▸ **GIVEN DATA**:
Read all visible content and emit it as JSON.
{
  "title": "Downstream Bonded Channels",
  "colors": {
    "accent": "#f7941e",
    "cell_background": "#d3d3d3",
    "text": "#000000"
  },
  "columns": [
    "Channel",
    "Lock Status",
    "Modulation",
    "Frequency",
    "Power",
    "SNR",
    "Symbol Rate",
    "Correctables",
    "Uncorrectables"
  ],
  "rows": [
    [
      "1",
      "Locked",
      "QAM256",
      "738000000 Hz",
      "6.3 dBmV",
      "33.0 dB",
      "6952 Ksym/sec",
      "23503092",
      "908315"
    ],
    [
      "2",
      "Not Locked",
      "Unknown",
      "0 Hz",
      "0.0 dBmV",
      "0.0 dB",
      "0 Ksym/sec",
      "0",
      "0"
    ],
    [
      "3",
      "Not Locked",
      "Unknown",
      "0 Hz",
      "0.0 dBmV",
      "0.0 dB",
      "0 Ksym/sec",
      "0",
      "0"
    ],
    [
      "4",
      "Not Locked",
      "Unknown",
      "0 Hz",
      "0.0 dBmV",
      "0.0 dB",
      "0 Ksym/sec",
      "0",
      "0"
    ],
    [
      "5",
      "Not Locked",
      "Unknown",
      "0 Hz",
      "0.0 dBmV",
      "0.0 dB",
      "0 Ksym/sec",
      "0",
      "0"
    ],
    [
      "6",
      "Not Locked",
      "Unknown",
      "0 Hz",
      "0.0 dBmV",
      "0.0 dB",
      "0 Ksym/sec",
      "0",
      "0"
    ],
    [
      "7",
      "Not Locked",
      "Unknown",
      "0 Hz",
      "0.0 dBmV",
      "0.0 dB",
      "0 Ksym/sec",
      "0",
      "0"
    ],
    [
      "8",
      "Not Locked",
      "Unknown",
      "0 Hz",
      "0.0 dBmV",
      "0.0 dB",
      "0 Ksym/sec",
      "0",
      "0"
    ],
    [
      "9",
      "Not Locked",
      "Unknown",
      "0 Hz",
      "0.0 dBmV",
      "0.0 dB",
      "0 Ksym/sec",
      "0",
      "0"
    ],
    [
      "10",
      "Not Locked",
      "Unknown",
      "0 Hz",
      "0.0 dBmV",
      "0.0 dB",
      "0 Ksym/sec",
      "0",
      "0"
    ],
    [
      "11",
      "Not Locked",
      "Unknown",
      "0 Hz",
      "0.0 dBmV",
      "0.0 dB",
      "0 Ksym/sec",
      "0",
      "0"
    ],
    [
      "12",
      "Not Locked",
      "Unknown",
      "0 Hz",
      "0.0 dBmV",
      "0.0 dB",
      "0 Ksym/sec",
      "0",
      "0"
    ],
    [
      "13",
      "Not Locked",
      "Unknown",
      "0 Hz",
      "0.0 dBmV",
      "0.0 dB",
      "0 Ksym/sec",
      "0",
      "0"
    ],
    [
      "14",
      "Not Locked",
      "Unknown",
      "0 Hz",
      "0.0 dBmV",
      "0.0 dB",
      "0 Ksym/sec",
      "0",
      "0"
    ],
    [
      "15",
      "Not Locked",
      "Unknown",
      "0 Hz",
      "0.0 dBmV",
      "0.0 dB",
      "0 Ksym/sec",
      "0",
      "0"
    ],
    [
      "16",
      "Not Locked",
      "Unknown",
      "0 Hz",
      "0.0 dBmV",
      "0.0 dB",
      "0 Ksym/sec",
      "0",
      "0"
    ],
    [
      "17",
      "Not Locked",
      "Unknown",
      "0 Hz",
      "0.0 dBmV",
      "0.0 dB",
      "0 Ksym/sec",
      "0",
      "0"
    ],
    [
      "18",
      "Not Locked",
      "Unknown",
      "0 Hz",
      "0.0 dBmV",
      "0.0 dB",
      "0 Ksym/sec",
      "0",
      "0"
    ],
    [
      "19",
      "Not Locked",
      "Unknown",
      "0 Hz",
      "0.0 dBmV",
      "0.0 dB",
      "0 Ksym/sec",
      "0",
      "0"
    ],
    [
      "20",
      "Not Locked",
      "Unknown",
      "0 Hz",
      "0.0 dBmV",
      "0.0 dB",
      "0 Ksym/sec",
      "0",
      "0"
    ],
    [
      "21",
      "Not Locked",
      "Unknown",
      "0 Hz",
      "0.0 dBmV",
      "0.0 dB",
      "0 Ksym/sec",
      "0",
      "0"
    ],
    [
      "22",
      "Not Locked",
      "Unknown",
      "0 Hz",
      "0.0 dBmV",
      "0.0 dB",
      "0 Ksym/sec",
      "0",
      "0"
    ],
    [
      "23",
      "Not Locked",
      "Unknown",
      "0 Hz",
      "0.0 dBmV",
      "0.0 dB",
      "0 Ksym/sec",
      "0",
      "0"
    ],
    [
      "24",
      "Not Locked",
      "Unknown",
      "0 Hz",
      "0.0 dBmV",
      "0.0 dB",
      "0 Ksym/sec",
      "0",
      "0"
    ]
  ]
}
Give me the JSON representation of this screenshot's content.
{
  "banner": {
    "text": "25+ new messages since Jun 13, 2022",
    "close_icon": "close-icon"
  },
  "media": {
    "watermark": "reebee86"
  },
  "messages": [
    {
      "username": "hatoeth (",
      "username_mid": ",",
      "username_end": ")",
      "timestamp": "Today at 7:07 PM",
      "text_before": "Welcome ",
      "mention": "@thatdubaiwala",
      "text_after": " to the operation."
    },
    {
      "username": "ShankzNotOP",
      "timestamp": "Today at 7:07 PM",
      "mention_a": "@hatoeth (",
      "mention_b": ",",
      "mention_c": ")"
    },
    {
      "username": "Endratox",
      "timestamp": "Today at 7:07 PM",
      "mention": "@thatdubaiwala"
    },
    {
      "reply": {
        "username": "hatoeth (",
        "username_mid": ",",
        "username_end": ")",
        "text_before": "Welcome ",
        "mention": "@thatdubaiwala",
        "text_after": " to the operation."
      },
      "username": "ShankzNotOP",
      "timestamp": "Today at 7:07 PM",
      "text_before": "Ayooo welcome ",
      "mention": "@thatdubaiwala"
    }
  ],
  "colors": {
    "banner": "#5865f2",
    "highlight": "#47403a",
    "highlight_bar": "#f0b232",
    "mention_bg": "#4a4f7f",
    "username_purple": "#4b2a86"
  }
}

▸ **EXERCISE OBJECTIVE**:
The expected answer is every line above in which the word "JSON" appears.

▸ **OUTPUT OF THE EXERCISE**:
Read all visible content and emit it as JSON.
Give me the JSON representation of this screenshot's content.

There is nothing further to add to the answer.